> _Work task_
Below are the records; pull every line that includes "position".

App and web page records
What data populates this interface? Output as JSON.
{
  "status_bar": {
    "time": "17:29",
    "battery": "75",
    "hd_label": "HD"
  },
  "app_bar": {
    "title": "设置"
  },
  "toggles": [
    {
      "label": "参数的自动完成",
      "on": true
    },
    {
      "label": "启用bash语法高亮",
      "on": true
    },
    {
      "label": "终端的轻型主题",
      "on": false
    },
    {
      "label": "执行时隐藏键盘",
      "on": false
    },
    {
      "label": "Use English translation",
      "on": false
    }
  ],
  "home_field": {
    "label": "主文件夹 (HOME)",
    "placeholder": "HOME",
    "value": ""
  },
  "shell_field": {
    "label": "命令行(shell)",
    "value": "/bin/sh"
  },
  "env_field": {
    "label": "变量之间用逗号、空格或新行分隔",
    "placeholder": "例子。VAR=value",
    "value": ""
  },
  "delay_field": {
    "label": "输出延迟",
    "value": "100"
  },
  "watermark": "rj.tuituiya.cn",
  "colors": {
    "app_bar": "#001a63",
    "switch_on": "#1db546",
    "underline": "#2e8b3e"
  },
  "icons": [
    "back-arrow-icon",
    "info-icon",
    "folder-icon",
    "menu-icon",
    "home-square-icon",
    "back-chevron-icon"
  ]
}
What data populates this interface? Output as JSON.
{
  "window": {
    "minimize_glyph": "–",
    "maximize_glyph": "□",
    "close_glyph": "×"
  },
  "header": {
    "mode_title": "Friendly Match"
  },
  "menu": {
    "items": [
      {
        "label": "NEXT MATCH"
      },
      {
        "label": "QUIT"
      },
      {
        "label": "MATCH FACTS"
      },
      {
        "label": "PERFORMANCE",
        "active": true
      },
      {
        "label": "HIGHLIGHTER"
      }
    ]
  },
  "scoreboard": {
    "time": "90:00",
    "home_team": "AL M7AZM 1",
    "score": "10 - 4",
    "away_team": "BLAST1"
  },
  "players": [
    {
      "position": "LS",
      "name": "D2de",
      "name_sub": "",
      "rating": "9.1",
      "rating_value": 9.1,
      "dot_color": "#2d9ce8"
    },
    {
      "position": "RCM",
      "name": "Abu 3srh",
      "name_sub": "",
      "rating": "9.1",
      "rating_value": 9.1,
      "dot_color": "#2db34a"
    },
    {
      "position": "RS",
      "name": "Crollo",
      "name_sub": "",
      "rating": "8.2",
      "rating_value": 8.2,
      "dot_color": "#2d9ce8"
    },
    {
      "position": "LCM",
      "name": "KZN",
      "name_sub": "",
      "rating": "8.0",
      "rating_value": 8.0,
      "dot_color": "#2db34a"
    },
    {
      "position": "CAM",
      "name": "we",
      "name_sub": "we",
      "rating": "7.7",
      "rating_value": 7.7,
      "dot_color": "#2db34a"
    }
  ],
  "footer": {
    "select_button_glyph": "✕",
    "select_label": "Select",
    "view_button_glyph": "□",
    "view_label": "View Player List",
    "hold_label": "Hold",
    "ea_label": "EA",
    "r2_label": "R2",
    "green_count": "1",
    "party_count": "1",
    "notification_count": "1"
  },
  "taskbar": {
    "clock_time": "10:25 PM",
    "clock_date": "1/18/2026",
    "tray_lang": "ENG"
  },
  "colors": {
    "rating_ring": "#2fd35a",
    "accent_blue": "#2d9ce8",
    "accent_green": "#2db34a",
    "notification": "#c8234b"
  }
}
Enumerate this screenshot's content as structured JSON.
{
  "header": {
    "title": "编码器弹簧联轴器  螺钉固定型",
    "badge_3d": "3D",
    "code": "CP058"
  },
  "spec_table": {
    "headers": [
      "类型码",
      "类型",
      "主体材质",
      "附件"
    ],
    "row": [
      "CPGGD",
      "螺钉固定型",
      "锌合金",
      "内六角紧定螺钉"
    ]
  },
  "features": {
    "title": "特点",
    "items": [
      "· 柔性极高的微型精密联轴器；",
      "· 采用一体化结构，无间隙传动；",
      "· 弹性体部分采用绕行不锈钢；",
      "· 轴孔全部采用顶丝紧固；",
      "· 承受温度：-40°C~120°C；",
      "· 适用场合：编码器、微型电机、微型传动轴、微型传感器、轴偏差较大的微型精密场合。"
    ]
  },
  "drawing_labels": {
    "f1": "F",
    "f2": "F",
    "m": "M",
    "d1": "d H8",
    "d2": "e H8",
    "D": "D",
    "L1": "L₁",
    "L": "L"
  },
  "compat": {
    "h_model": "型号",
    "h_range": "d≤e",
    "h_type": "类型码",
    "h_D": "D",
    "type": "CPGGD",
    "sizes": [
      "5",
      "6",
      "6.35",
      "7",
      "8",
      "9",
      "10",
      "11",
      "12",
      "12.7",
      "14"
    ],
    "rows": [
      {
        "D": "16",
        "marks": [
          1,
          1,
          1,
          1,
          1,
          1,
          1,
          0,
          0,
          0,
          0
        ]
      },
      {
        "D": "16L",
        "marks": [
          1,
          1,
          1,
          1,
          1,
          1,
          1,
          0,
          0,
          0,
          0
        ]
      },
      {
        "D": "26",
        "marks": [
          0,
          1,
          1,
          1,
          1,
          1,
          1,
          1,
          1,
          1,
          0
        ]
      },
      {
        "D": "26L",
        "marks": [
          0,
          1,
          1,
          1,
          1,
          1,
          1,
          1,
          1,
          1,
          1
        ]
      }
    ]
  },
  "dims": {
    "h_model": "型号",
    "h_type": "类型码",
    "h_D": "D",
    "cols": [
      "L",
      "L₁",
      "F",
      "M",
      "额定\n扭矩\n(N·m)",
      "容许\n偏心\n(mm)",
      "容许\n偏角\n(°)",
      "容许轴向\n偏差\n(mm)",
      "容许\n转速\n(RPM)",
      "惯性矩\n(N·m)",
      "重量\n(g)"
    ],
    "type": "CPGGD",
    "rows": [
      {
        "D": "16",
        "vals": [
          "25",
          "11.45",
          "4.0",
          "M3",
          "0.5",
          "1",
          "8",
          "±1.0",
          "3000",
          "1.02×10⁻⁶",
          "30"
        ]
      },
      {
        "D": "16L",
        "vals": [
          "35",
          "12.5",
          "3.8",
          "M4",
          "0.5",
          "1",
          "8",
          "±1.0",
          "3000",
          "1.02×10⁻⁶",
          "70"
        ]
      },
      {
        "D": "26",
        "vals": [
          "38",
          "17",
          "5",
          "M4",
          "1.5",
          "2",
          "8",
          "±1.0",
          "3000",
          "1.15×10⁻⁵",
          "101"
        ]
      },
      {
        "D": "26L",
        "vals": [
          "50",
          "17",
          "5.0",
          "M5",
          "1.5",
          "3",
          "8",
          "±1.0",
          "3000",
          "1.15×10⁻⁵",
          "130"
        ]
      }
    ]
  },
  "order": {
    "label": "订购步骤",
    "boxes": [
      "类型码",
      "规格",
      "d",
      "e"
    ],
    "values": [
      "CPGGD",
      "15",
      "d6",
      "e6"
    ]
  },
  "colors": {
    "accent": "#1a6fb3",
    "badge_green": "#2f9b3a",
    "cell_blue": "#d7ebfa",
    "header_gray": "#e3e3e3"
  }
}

> _Response area_
      "position": "LS",
      "position": "RCM",
      "position": "RS",
      "position": "LCM",
      "position": "CAM",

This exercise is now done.